--- Supplied material Enclosed Below ---
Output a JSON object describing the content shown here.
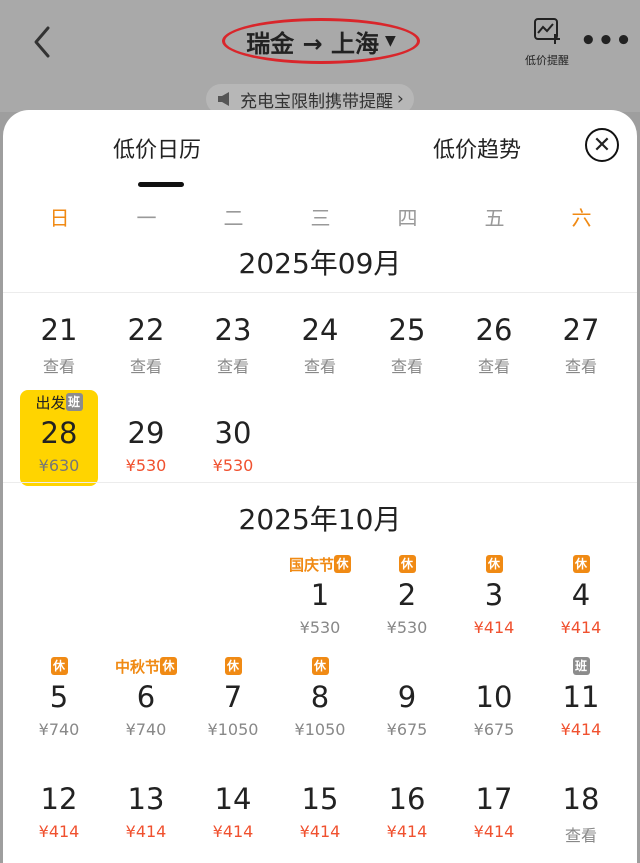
{
  "header": {
    "route": "瑞金 → 上海",
    "low_price_alert_label": "低价提醒",
    "notice": "充电宝限制携带提醒"
  },
  "tabs": [
    "低价日历",
    "低价趋势"
  ],
  "weekdays": [
    "日",
    "一",
    "二",
    "三",
    "四",
    "五",
    "六"
  ],
  "accent_colors": {
    "weekend": "#f08a14",
    "price_red": "#f0512f",
    "selected": "#ffd400"
  },
  "months": [
    {
      "title": "2025年09月",
      "rows": [
        [
          {
            "day": "21",
            "sub": "查看"
          },
          {
            "day": "22",
            "sub": "查看"
          },
          {
            "day": "23",
            "sub": "查看"
          },
          {
            "day": "24",
            "sub": "查看"
          },
          {
            "day": "25",
            "sub": "查看"
          },
          {
            "day": "26",
            "sub": "查看"
          },
          {
            "day": "27",
            "sub": "查看"
          }
        ],
        [
          {
            "day": "28",
            "sub": "¥630",
            "tag": "出发",
            "badge": "班",
            "selected": true
          },
          {
            "day": "29",
            "sub": "¥530",
            "red": true
          },
          {
            "day": "30",
            "sub": "¥530",
            "red": true
          }
        ]
      ]
    },
    {
      "title": "2025年10月",
      "rows": [
        [
          null,
          null,
          null,
          {
            "day": "1",
            "sub": "¥530",
            "tag": "国庆节",
            "badge": "休"
          },
          {
            "day": "2",
            "sub": "¥530",
            "badge": "休"
          },
          {
            "day": "3",
            "sub": "¥414",
            "badge": "休",
            "red": true
          },
          {
            "day": "4",
            "sub": "¥414",
            "badge": "休",
            "red": true
          }
        ],
        [
          {
            "day": "5",
            "sub": "¥740",
            "badge": "休"
          },
          {
            "day": "6",
            "sub": "¥740",
            "tag": "中秋节",
            "badge": "休"
          },
          {
            "day": "7",
            "sub": "¥1050",
            "badge": "休"
          },
          {
            "day": "8",
            "sub": "¥1050",
            "badge": "休"
          },
          {
            "day": "9",
            "sub": "¥675"
          },
          {
            "day": "10",
            "sub": "¥675"
          },
          {
            "day": "11",
            "sub": "¥414",
            "badge": "班",
            "red": true
          }
        ],
        [
          {
            "day": "12",
            "sub": "¥414",
            "red": true
          },
          {
            "day": "13",
            "sub": "¥414",
            "red": true
          },
          {
            "day": "14",
            "sub": "¥414",
            "red": true
          },
          {
            "day": "15",
            "sub": "¥414",
            "red": true
          },
          {
            "day": "16",
            "sub": "¥414",
            "red": true
          },
          {
            "day": "17",
            "sub": "¥414",
            "red": true
          },
          {
            "day": "18",
            "sub": "查看"
          }
        ]
      ]
    }
  ]
}
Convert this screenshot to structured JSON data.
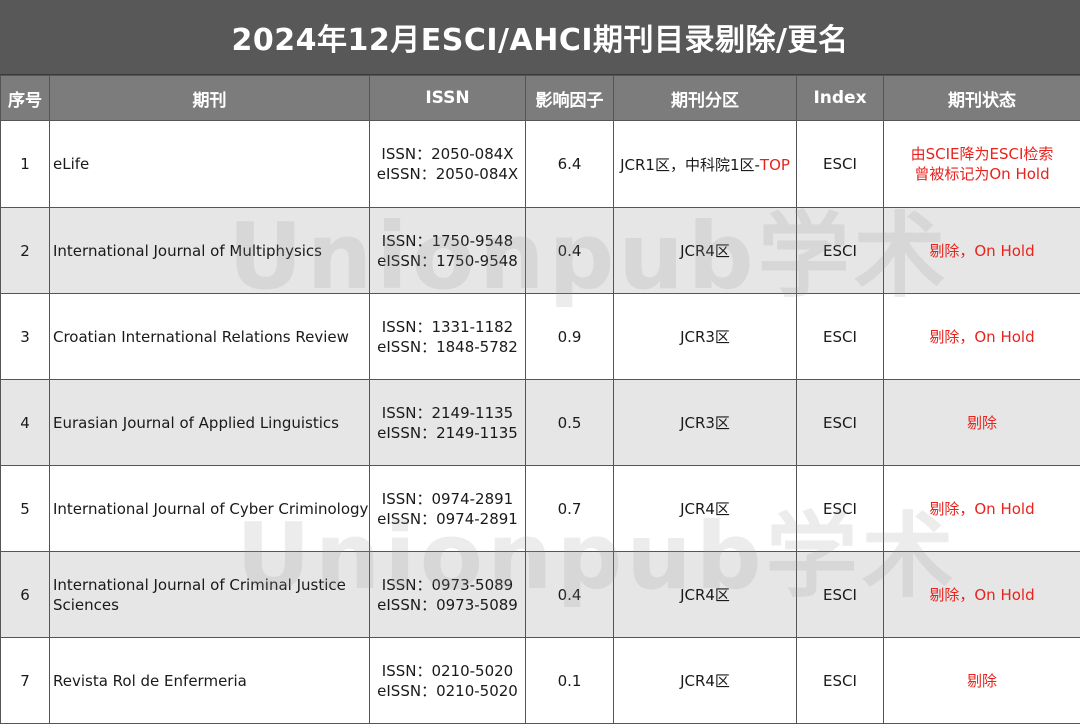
{
  "title": "2024年12月ESCI/AHCI期刊目录剔除/更名",
  "headers": [
    "序号",
    "期刊",
    "ISSN",
    "影响因子",
    "期刊分区",
    "Index",
    "期刊状态"
  ],
  "watermark": "Unionpub学术",
  "colors": {
    "title_bg": "#585858",
    "header_bg": "#7c7c7c",
    "alt_row_bg": "#e6e6e6",
    "status_red": "#e8231e"
  },
  "rows": [
    {
      "no": "1",
      "journal": "eLife",
      "issn": "ISSN：2050-084X",
      "eissn": "eISSN：2050-084X",
      "impact_factor": "6.4",
      "zone_main": "JCR1区，中科院1区-",
      "zone_highlight": "TOP",
      "index": "ESCI",
      "status_lines": [
        "由SCIE降为ESCI检索",
        "曾被标记为On Hold"
      ]
    },
    {
      "no": "2",
      "journal": "International Journal of Multiphysics",
      "issn": "ISSN：1750-9548",
      "eissn": "eISSN：1750-9548",
      "impact_factor": "0.4",
      "zone_main": "JCR4区",
      "zone_highlight": "",
      "index": "ESCI",
      "status_lines": [
        "剔除，On Hold"
      ]
    },
    {
      "no": "3",
      "journal": "Croatian International Relations Review",
      "issn": "ISSN：1331-1182",
      "eissn": "eISSN：1848-5782",
      "impact_factor": "0.9",
      "zone_main": "JCR3区",
      "zone_highlight": "",
      "index": "ESCI",
      "status_lines": [
        "剔除，On Hold"
      ]
    },
    {
      "no": "4",
      "journal": "Eurasian Journal of Applied Linguistics",
      "issn": "ISSN：2149-1135",
      "eissn": "eISSN：2149-1135",
      "impact_factor": "0.5",
      "zone_main": "JCR3区",
      "zone_highlight": "",
      "index": "ESCI",
      "status_lines": [
        "剔除"
      ]
    },
    {
      "no": "5",
      "journal": "International Journal of Cyber Criminology",
      "issn": "ISSN：0974-2891",
      "eissn": "eISSN：0974-2891",
      "impact_factor": "0.7",
      "zone_main": "JCR4区",
      "zone_highlight": "",
      "index": "ESCI",
      "status_lines": [
        "剔除，On Hold"
      ]
    },
    {
      "no": "6",
      "journal": "International Journal of Criminal Justice Sciences",
      "issn": "ISSN：0973-5089",
      "eissn": "eISSN：0973-5089",
      "impact_factor": "0.4",
      "zone_main": "JCR4区",
      "zone_highlight": "",
      "index": "ESCI",
      "status_lines": [
        "剔除，On Hold"
      ]
    },
    {
      "no": "7",
      "journal": "Revista Rol de Enfermeria",
      "issn": "ISSN：0210-5020",
      "eissn": "eISSN：0210-5020",
      "impact_factor": "0.1",
      "zone_main": "JCR4区",
      "zone_highlight": "",
      "index": "ESCI",
      "status_lines": [
        "剔除"
      ]
    }
  ]
}
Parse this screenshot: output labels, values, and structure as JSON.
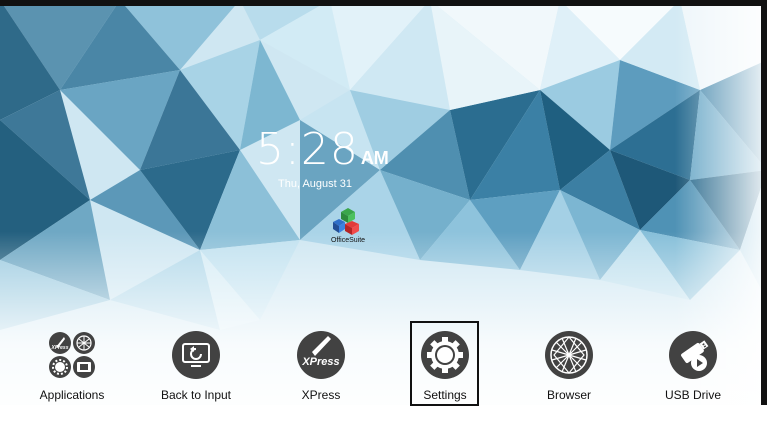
{
  "clock": {
    "time": "5:28",
    "ampm": "AM",
    "date": "Thu, August 31"
  },
  "widget": {
    "label": "OfficeSuite",
    "icon": "officesuite-icon"
  },
  "dock": {
    "selected": "Settings",
    "items": [
      {
        "label": "Applications",
        "icon": "applications-grid-icon"
      },
      {
        "label": "Back to Input",
        "icon": "back-to-input-icon"
      },
      {
        "label": "XPress",
        "icon": "xpress-icon"
      },
      {
        "label": "Settings",
        "icon": "gear-icon"
      },
      {
        "label": "Browser",
        "icon": "globe-icon"
      },
      {
        "label": "USB Drive",
        "icon": "usb-drive-icon"
      }
    ]
  },
  "colors": {
    "dock_icon": "#424242",
    "wallpaper_light": "#d7eef7",
    "wallpaper_dark": "#2f6f8f"
  }
}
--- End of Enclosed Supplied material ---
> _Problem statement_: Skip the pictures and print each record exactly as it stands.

> _Response area_:
Output a JSON object describing the content shown here.
{
  "header": {
    "route": "瑞金 → 上海",
    "low_price_alert_label": "低价提醒",
    "notice": "充电宝限制携带提醒"
  },
  "tabs": [
    "低价日历",
    "低价趋势"
  ],
  "weekdays": [
    "日",
    "一",
    "二",
    "三",
    "四",
    "五",
    "六"
  ],
  "accent_colors": {
    "weekend": "#f08a14",
    "price_red": "#f0512f",
    "selected": "#ffd400"
  },
  "months": [
    {
      "title": "2025年09月",
      "rows": [
        [
          {
            "day": "21",
            "sub": "查看"
          },
          {
            "day": "22",
            "sub": "查看"
          },
          {
            "day": "23",
            "sub": "查看"
          },
          {
            "day": "24",
            "sub": "查看"
          },
          {
            "day": "25",
            "sub": "查看"
          },
          {
            "day": "26",
            "sub": "查看"
          },
          {
            "day": "27",
            "sub": "查看"
          }
        ],
        [
          {
            "day": "28",
            "sub": "¥630",
            "tag": "出发",
            "badge": "班",
            "selected": true
          },
          {
            "day": "29",
            "sub": "¥530",
            "red": true
          },
          {
            "day": "30",
            "sub": "¥530",
            "red": true
          }
        ]
      ]
    },
    {
      "title": "2025年10月",
      "rows": [
        [
          null,
          null,
          null,
          {
            "day": "1",
            "sub": "¥530",
            "tag": "国庆节",
            "badge": "休"
          },
          {
            "day": "2",
            "sub": "¥530",
            "badge": "休"
          },
          {
            "day": "3",
            "sub": "¥414",
            "badge": "休",
            "red": true
          },
          {
            "day": "4",
            "sub": "¥414",
            "badge": "休",
            "red": true
          }
        ],
        [
          {
            "day": "5",
            "sub": "¥740",
            "badge": "休"
          },
          {
            "day": "6",
            "sub": "¥740",
            "tag": "中秋节",
            "badge": "休"
          },
          {
            "day": "7",
            "sub": "¥1050",
            "badge": "休"
          },
          {
            "day": "8",
            "sub": "¥1050",
            "badge": "休"
          },
          {
            "day": "9",
            "sub": "¥675"
          },
          {
            "day": "10",
            "sub": "¥675"
          },
          {
            "day": "11",
            "sub": "¥414",
            "badge": "班",
            "red": true
          }
        ],
        [
          {
            "day": "12",
            "sub": "¥414",
            "red": true
          },
          {
            "day": "13",
            "sub": "¥414",
            "red": true
          },
          {
            "day": "14",
            "sub": "¥414",
            "red": true
          },
          {
            "day": "15",
            "sub": "¥414",
            "red": true
          },
          {
            "day": "16",
            "sub": "¥414",
            "red": true
          },
          {
            "day": "17",
            "sub": "¥414",
            "red": true
          },
          {
            "day": "18",
            "sub": "查看"
          }
        ]
      ]
    }
  ]
}
Convert this screenshot to structured JSON data.
{
  "title": "2024年12月ESCI/AHCI期刊目录剔除/更名",
  "headers": [
    "序号",
    "期刊",
    "ISSN",
    "影响因子",
    "期刊分区",
    "Index",
    "期刊状态"
  ],
  "watermark": "Unionpub学术",
  "colors": {
    "title_bg": "#585858",
    "header_bg": "#7c7c7c",
    "alt_row_bg": "#e6e6e6",
    "status_red": "#e8231e"
  },
  "rows": [
    {
      "no": "1",
      "journal": "eLife",
      "issn": "ISSN：2050-084X",
      "eissn": "eISSN：2050-084X",
      "impact_factor": "6.4",
      "zone_main": "JCR1区，中科院1区-",
      "zone_highlight": "TOP",
      "index": "ESCI",
      "status_lines": [
        "由SCIE降为ESCI检索",
        "曾被标记为On Hold"
      ]
    },
    {
      "no": "2",
      "journal": "International Journal of Multiphysics",
      "issn": "ISSN：1750-9548",
      "eissn": "eISSN：1750-9548",
      "impact_factor": "0.4",
      "zone_main": "JCR4区",
      "zone_highlight": "",
      "index": "ESCI",
      "status_lines": [
        "剔除，On Hold"
      ]
    },
    {
      "no": "3",
      "journal": "Croatian International Relations Review",
      "issn": "ISSN：1331-1182",
      "eissn": "eISSN：1848-5782",
      "impact_factor": "0.9",
      "zone_main": "JCR3区",
      "zone_highlight": "",
      "index": "ESCI",
      "status_lines": [
        "剔除，On Hold"
      ]
    },
    {
      "no": "4",
      "journal": "Eurasian Journal of Applied Linguistics",
      "issn": "ISSN：2149-1135",
      "eissn": "eISSN：2149-1135",
      "impact_factor": "0.5",
      "zone_main": "JCR3区",
      "zone_highlight": "",
      "index": "ESCI",
      "status_lines": [
        "剔除"
      ]
    },
    {
      "no": "5",
      "journal": "International Journal of Cyber Criminology",
      "issn": "ISSN：0974-2891",
      "eissn": "eISSN：0974-2891",
      "impact_factor": "0.7",
      "zone_main": "JCR4区",
      "zone_highlight": "",
      "index": "ESCI",
      "status_lines": [
        "剔除，On Hold"
      ]
    },
    {
      "no": "6",
      "journal": "International Journal of Criminal Justice Sciences",
      "issn": "ISSN：0973-5089",
      "eissn": "eISSN：0973-5089",
      "impact_factor": "0.4",
      "zone_main": "JCR4区",
      "zone_highlight": "",
      "index": "ESCI",
      "status_lines": [
        "剔除，On Hold"
      ]
    },
    {
      "no": "7",
      "journal": "Revista Rol de Enfermeria",
      "issn": "ISSN：0210-5020",
      "eissn": "eISSN：0210-5020",
      "impact_factor": "0.1",
      "zone_main": "JCR4区",
      "zone_highlight": "",
      "index": "ESCI",
      "status_lines": [
        "剔除"
      ]
    }
  ]
}
Parse this screenshot: output labels, values, and structure as JSON.
{
  "clock": {
    "time": "5:28",
    "ampm": "AM",
    "date": "Thu, August 31"
  },
  "widget": {
    "label": "OfficeSuite",
    "icon": "officesuite-icon"
  },
  "dock": {
    "selected": "Settings",
    "items": [
      {
        "label": "Applications",
        "icon": "applications-grid-icon"
      },
      {
        "label": "Back to Input",
        "icon": "back-to-input-icon"
      },
      {
        "label": "XPress",
        "icon": "xpress-icon"
      },
      {
        "label": "Settings",
        "icon": "gear-icon"
      },
      {
        "label": "Browser",
        "icon": "globe-icon"
      },
      {
        "label": "USB Drive",
        "icon": "usb-drive-icon"
      }
    ]
  },
  "colors": {
    "dock_icon": "#424242",
    "wallpaper_light": "#d7eef7",
    "wallpaper_dark": "#2f6f8f"
  }
}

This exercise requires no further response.